§ **WHAT YOU NEED TO DO**: Using the records below, locate all lines containing "jacket" and return them.

--

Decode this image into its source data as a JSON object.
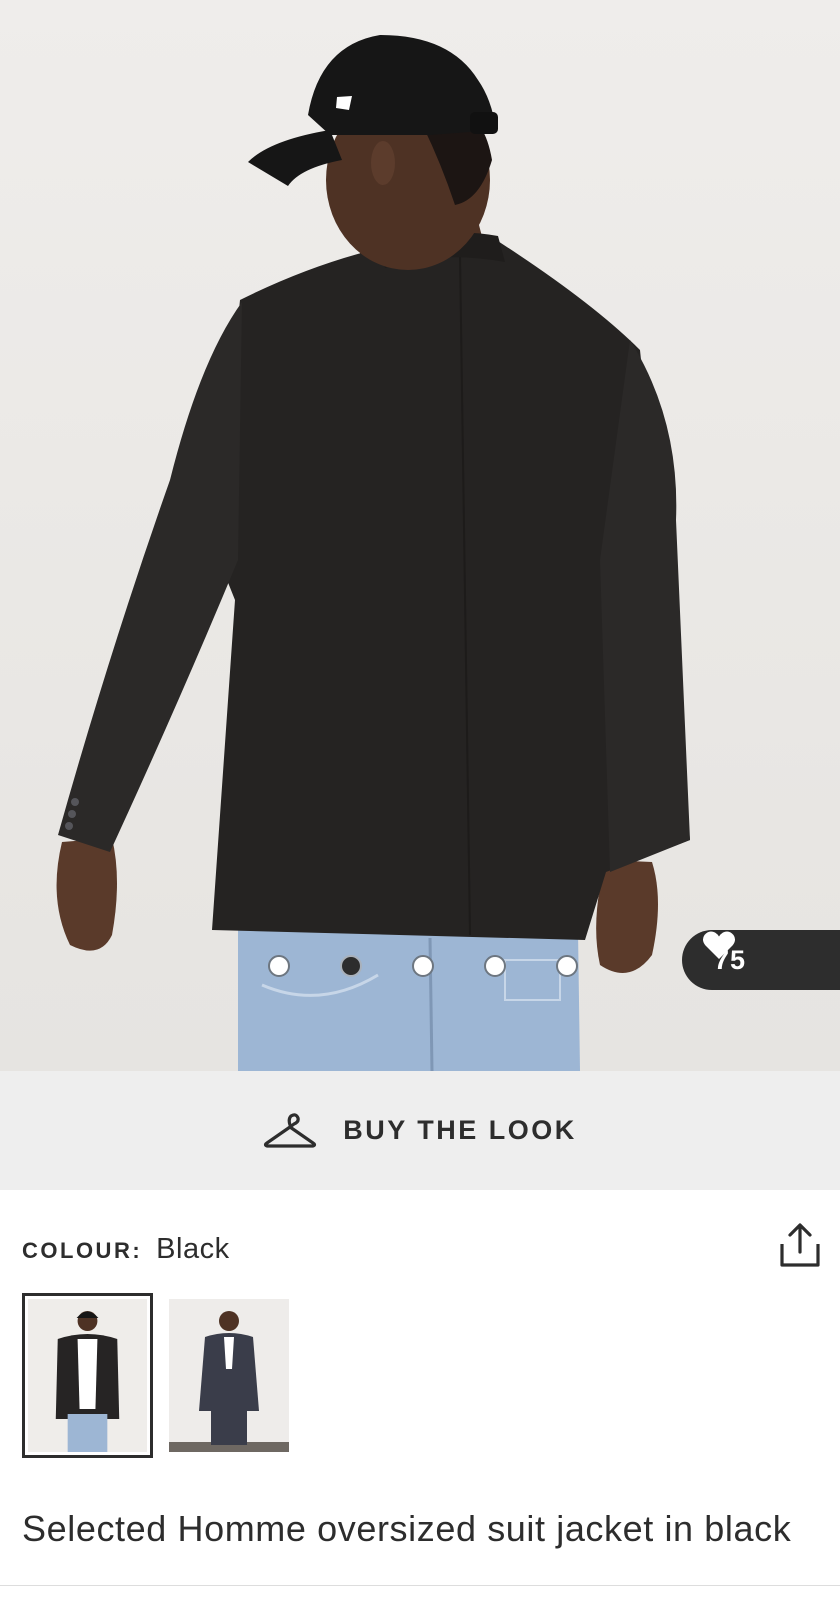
{
  "product": {
    "title": "Selected Homme oversized suit jacket in black",
    "save_count": "75",
    "buy_the_look_label": "BUY THE LOOK",
    "colour_label": "COLOUR:",
    "colour_value": "Black"
  },
  "gallery": {
    "image_count": 5,
    "active_index": 1
  },
  "colours": {
    "jacket": "#252322",
    "jeans": "#9bb4d3",
    "skin": "#5a3a2a",
    "accent_dark": "#2d2d2d",
    "strip_bg": "#eeeeee"
  },
  "icons": {
    "save": "heart-icon",
    "buy_the_look": "hanger-icon",
    "share": "share-icon"
  }
}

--

§ **WRITTEN ANSWER**:
    "title": "Selected Homme oversized suit jacket in black",
    "jacket": "#252322",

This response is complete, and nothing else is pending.